◆ Problem
Your reply should be one number: how many lines of the records below contain the string "intensity".

[[ Excerpted records open ]]

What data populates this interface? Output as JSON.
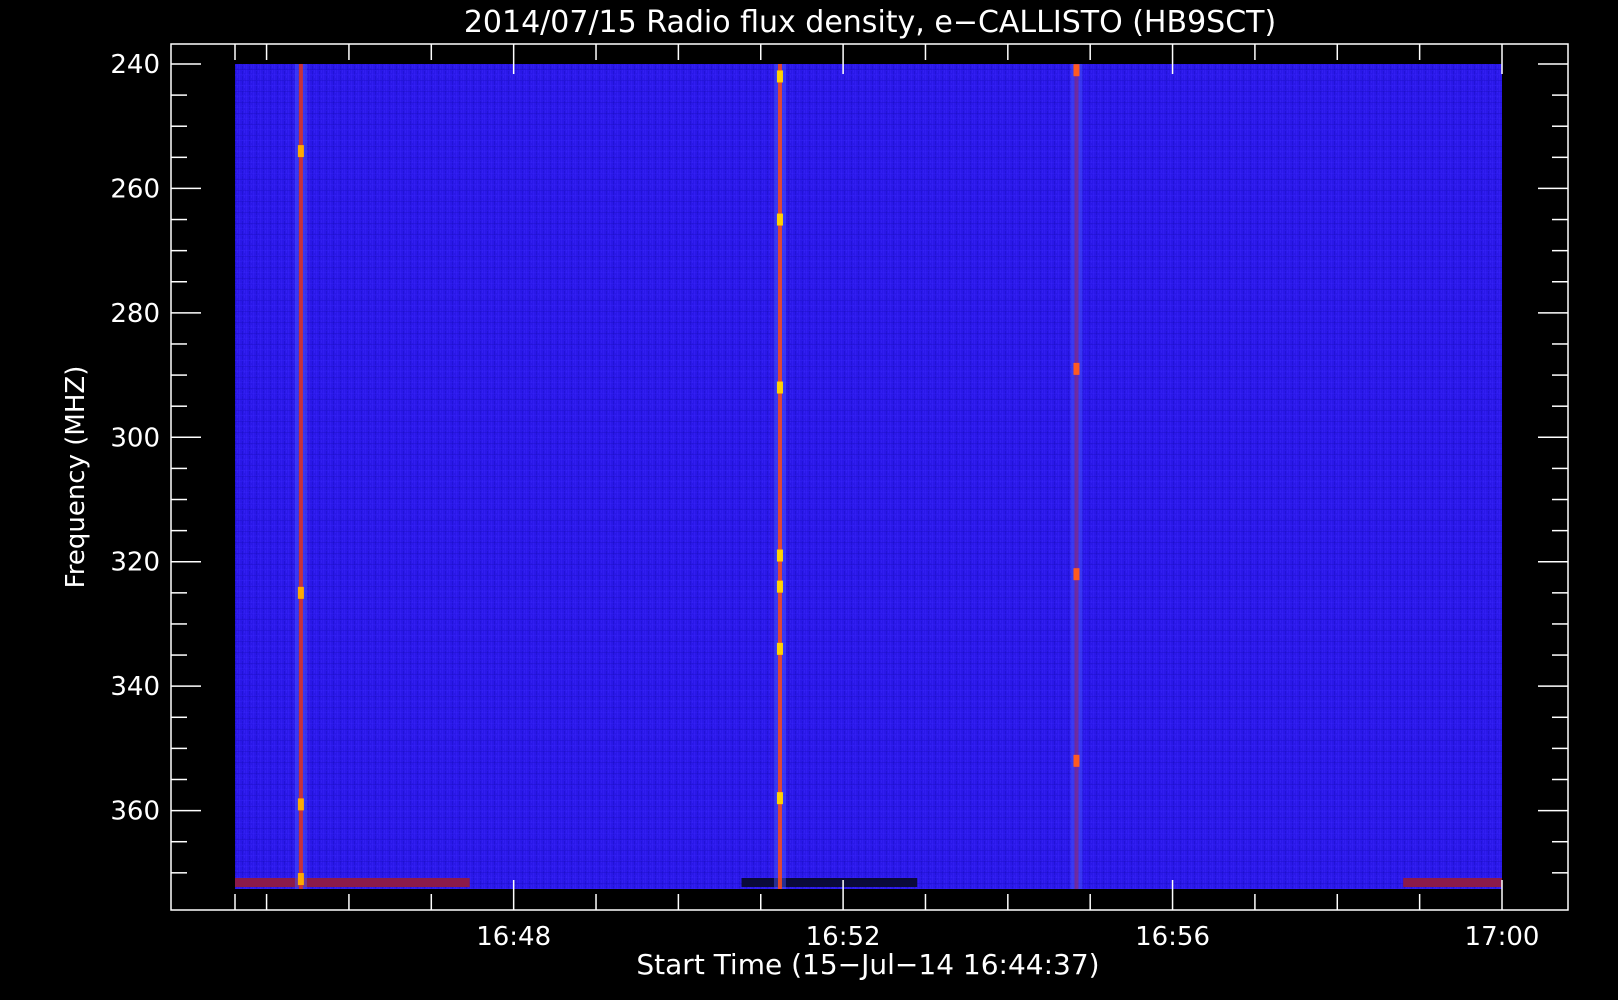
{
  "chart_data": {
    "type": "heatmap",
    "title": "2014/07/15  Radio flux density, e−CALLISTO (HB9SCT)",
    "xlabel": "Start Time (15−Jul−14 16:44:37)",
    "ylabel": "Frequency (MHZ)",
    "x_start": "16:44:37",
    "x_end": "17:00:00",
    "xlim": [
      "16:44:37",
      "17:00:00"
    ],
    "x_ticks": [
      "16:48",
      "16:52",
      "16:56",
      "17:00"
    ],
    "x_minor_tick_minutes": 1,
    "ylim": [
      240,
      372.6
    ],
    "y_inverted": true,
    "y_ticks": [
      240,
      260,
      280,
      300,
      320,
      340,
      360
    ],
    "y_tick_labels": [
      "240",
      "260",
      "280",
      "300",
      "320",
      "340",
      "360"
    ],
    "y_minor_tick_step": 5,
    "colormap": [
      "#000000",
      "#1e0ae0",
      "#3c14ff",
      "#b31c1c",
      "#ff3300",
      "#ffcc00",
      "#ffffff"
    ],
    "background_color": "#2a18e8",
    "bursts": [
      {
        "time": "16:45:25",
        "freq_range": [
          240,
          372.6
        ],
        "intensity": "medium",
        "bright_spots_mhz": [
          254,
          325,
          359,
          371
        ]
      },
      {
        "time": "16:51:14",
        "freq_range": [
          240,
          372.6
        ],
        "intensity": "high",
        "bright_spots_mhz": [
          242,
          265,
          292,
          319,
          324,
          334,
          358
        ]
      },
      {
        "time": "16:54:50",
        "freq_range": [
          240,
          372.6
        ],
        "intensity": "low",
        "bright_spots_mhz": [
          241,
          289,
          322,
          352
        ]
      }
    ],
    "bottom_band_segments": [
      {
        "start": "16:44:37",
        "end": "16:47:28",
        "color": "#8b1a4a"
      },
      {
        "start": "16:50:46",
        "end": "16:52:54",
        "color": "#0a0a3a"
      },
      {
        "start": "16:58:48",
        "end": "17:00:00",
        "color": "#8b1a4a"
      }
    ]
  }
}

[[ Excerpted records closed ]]
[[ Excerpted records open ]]

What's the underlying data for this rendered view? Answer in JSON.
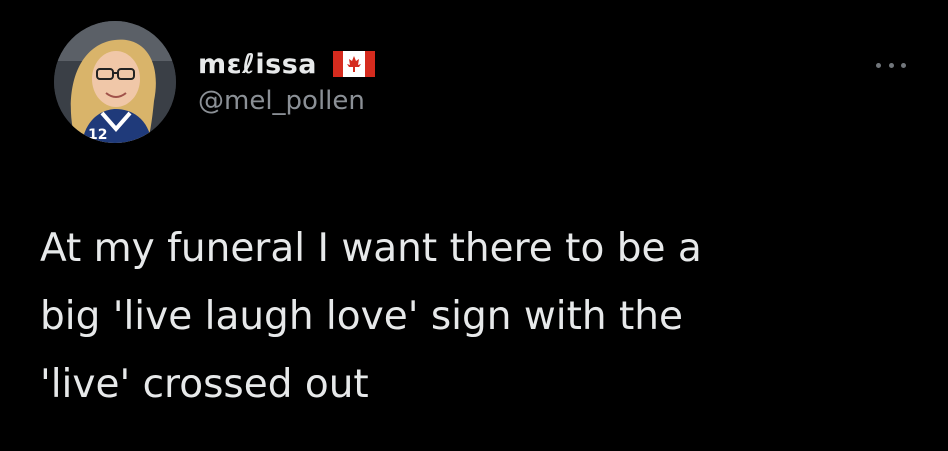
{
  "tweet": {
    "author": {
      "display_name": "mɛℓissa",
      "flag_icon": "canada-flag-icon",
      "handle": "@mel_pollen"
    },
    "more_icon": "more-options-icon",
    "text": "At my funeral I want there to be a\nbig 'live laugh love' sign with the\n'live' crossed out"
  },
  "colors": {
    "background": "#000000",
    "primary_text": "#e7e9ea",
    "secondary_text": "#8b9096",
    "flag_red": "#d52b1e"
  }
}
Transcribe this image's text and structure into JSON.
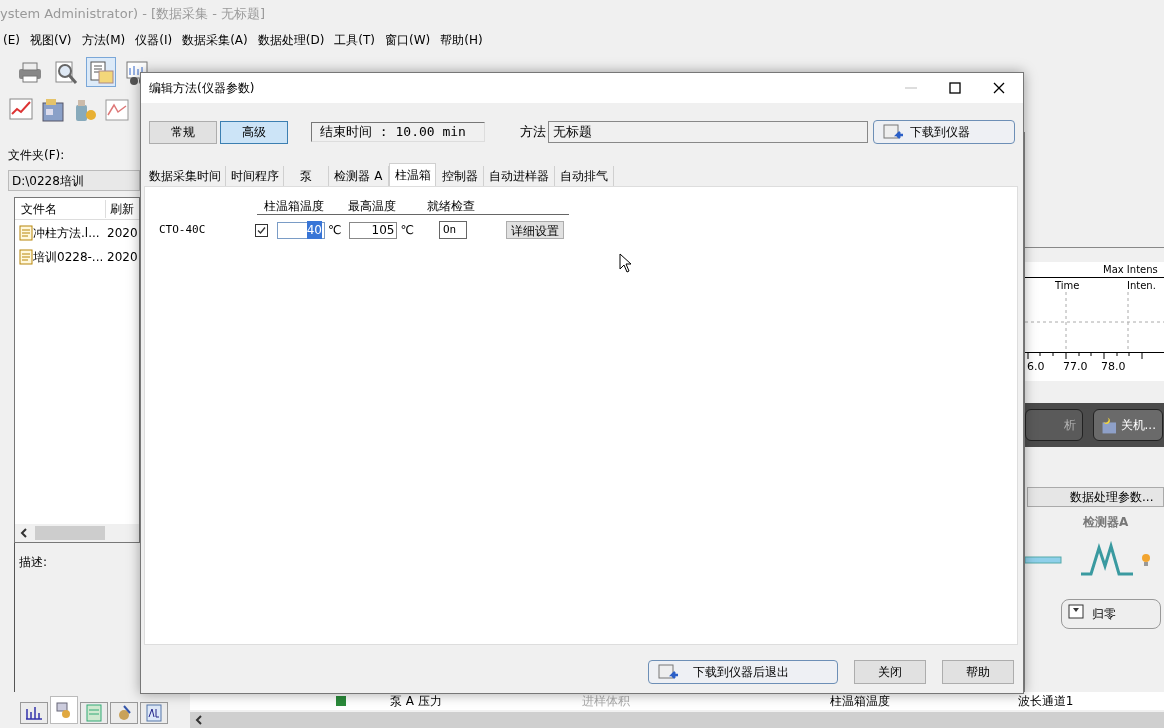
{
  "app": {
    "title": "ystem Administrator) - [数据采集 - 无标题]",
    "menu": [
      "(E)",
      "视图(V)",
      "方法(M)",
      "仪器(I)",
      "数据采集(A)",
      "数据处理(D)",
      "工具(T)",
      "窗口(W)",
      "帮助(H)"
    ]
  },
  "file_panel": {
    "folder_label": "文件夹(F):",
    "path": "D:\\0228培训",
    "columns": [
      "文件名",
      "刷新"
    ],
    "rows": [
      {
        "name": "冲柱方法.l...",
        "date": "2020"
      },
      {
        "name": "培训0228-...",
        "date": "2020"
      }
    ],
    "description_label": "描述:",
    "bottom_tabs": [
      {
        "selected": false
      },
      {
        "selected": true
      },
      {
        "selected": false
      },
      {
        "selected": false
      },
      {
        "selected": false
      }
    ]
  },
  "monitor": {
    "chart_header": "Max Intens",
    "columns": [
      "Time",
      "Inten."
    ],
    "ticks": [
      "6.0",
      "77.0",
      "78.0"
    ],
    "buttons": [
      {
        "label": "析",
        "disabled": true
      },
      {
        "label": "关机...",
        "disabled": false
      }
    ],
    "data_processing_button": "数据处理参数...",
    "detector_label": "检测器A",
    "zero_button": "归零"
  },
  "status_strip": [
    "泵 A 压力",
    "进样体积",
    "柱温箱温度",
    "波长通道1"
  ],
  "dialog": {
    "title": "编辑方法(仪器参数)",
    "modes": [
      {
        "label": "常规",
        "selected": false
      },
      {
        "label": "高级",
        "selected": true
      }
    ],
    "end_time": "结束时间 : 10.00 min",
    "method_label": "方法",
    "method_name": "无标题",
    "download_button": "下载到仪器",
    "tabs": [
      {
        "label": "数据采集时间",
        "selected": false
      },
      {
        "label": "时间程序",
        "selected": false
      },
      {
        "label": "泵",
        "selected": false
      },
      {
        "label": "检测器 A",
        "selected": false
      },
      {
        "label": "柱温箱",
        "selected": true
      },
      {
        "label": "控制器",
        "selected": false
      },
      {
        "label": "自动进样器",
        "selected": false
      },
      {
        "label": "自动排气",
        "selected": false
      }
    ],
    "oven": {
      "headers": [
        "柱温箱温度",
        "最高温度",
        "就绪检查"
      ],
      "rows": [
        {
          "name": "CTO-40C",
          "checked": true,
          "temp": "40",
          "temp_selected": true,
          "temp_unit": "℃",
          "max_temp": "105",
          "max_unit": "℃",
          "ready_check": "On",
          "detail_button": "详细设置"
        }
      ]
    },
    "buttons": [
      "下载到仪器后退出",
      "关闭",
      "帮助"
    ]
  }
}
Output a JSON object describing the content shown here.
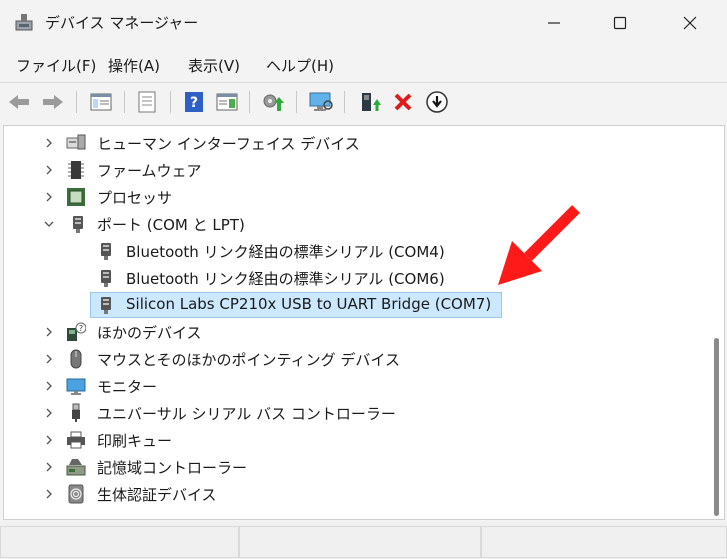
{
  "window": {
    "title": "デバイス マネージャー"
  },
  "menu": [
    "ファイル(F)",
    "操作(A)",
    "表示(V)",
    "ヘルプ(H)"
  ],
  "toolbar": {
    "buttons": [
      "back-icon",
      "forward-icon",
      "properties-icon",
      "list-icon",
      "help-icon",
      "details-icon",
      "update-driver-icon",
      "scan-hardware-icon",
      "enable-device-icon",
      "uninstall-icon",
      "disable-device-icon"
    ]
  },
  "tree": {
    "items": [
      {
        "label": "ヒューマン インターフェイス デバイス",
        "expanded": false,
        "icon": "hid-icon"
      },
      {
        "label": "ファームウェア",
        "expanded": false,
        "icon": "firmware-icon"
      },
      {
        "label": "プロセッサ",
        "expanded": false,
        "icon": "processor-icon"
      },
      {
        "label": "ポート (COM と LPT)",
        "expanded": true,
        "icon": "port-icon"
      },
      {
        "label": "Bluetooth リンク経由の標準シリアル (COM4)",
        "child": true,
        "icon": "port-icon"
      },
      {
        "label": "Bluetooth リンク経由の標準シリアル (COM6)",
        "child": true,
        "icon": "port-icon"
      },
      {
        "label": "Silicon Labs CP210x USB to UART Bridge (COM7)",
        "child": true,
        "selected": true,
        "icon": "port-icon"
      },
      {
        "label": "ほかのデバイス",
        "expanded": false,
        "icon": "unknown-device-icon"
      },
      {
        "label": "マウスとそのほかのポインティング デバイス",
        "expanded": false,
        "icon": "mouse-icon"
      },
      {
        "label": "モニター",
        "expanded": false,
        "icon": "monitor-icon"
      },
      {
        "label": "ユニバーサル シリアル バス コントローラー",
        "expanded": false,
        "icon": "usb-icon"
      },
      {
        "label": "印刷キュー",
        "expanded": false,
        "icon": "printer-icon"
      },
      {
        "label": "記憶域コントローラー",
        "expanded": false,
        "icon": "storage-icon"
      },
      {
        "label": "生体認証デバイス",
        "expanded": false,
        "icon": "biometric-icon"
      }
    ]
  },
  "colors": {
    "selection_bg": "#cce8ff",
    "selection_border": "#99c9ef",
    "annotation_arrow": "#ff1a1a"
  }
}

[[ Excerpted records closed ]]
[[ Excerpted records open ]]

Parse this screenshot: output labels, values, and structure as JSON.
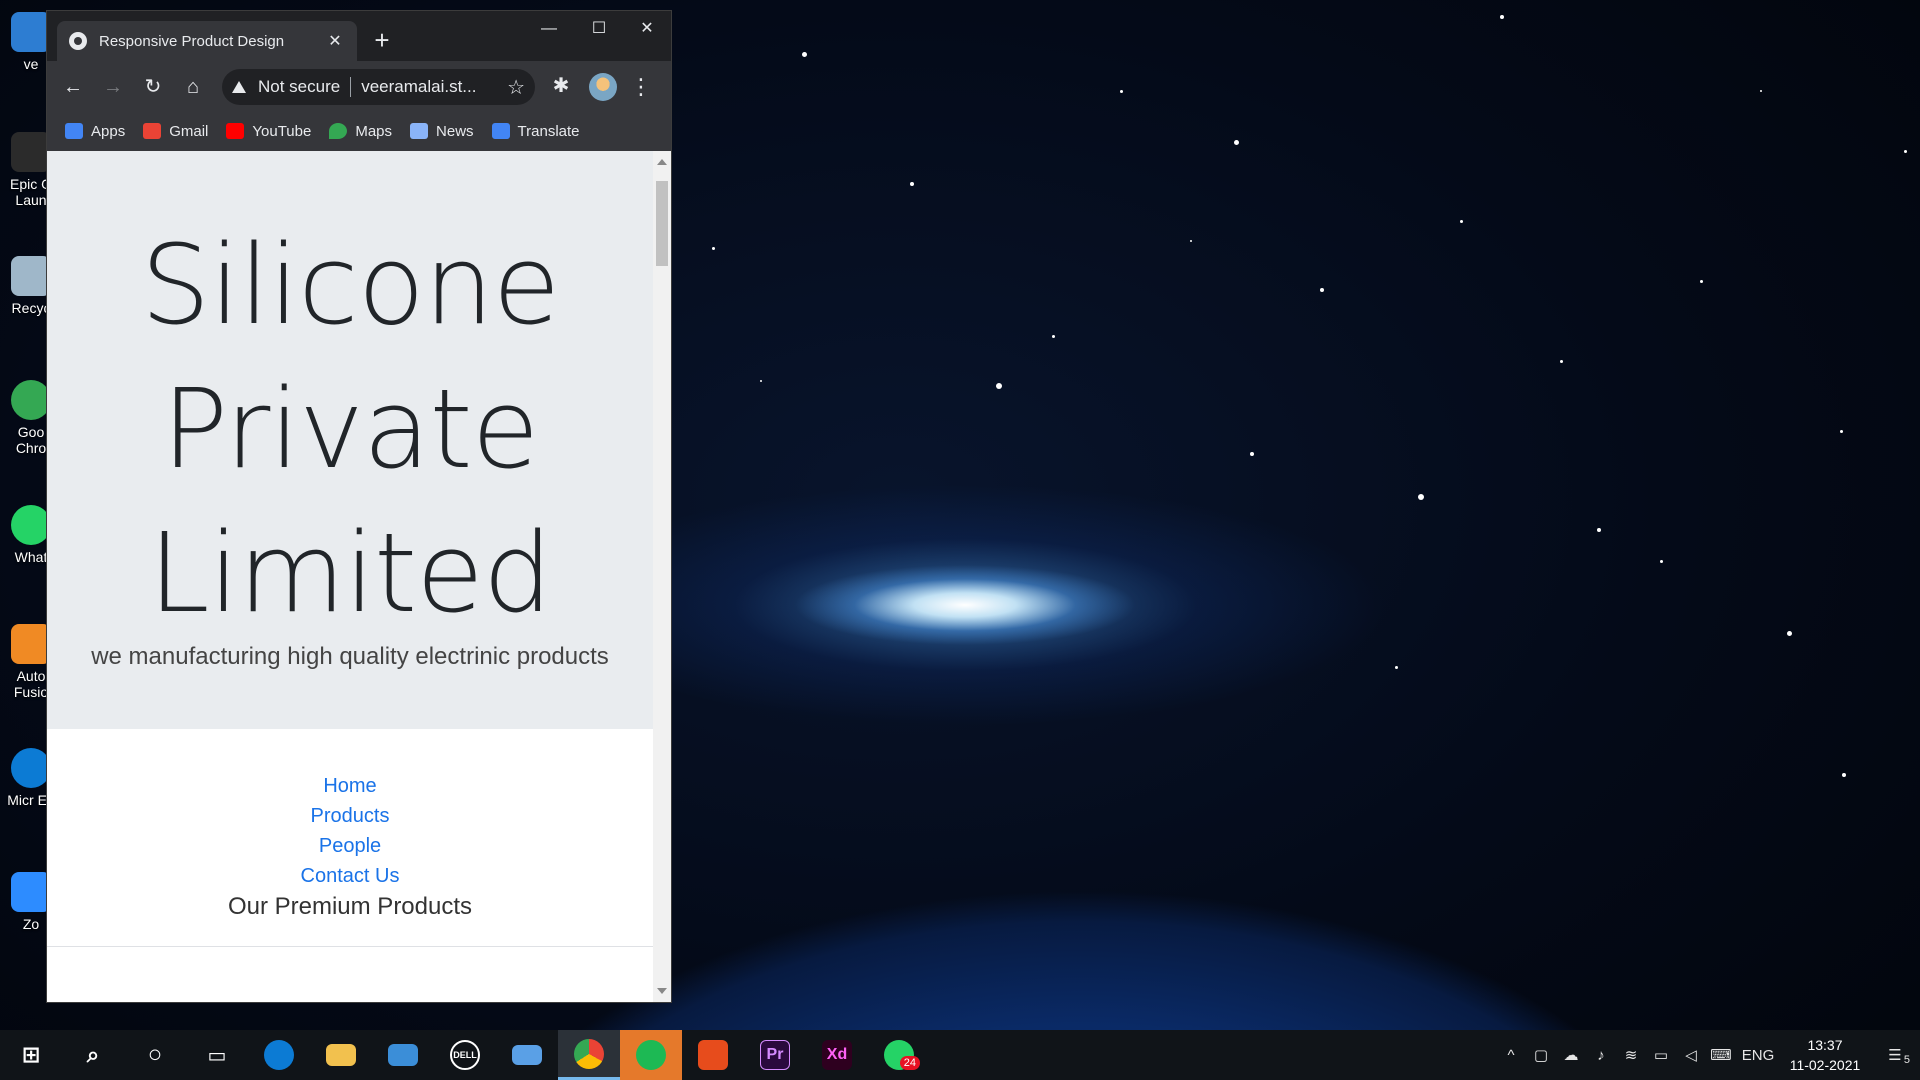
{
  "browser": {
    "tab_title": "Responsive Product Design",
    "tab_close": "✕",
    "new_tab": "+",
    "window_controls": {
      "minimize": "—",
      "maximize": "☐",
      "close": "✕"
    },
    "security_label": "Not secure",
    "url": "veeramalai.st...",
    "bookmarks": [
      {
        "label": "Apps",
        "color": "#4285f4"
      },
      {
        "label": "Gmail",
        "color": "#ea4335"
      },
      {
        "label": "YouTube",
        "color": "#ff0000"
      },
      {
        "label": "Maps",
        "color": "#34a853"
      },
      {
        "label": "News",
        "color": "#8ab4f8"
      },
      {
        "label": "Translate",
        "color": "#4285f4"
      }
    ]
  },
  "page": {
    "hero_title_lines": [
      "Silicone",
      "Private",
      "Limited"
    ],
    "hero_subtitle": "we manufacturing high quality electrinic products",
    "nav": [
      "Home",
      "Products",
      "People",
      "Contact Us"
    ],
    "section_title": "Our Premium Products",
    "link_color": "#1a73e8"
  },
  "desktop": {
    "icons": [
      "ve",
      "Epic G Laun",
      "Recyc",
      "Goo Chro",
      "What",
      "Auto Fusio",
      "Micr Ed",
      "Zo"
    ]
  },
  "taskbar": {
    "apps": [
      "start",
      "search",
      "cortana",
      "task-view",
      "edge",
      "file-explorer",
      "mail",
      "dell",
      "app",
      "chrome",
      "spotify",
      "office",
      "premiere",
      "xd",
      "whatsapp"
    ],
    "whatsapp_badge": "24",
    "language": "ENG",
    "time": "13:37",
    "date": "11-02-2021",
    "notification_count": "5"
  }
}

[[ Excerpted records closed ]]

◆ Written solution
3